“Many apparel companies need to make bold yet disciplined and balanced investments in nearshoring, automation, and sustainability—and to do it immediately. Given these market shifts, it isn’t surprising that 79 per cent of respondents in our survey believe that a step change in nearshoring for speed is somewhat or highly likely by 2025, especially as the economics of nearshoring are starting to add up,” adds the report.
Even from a mere landed-cost price perspective, nearshoring can be economically viable in certain cases, mostly due to savings in freight and duties. For instance, a US apparel company that moves production of basic jeans from either Bangladesh or China to Mexico can maintain or even slightly increase its margin, even without higher full-price sell-through. For Europe, unit costs remain significantly lower when sourcing from Bangladesh, but reshoring from China to Turkey is economically viable. Landed-cost prices for denim, for example, can be 3 per cent lower when sourced from Turkey. Onshoring the production to Germany or the United States, however, will not result in breaking even.
As the mass-market apparel sector is moving to a demand-focused, agile supply model—and as labour costs are rising—automation will play a key role in increasing labour efficiency, throughput, and flexibility. In the future, automation will be crucial to increasing the financial viability of on-demand nearshoring or onshoring models.

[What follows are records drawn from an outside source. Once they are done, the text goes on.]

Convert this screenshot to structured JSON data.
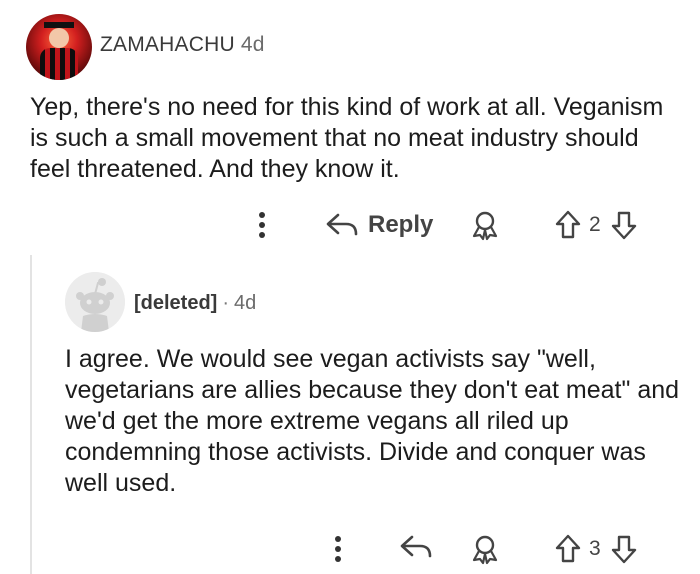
{
  "comment": {
    "username": "ZAMAHACHU",
    "time": "4d",
    "body": "Yep, there's no need for this kind of work at all. Veganism is such a small movement that no meat industry should feel threatened. And they know it.",
    "actions": {
      "more_icon": "more-vertical-icon",
      "reply_icon": "reply-arrow-icon",
      "reply_label": "Reply",
      "award_icon": "award-icon",
      "upvote_icon": "upvote-arrow-icon",
      "score": "2",
      "downvote_icon": "downvote-arrow-icon"
    }
  },
  "reply": {
    "username": "[deleted]",
    "separator": "·",
    "time": "4d",
    "body": "I agree. We would see vegan activists say \"well, vegetarians are allies because they don't eat meat\" and we'd get the more extreme vegans all riled up condemning those activists. Divide and conquer was well used.",
    "actions": {
      "more_icon": "more-vertical-icon",
      "reply_icon": "reply-arrow-icon",
      "award_icon": "award-icon",
      "upvote_icon": "upvote-arrow-icon",
      "score": "3",
      "downvote_icon": "downvote-arrow-icon"
    }
  },
  "colors": {
    "text": "#1c1c1c",
    "meta": "#6b6b6b",
    "thread_line": "#e3e3e3"
  }
}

Before being able to comprehend fully the prospect of automation for apparel manufacturing and its potential impact on nearshoring or onshoring, companies need to have a granular understanding of the technology landscape. For certain products, automation not only makes nearshoring more attractive for European and US apparel retailers and brands but also makes onshoring to the United States economically viable, the report notes.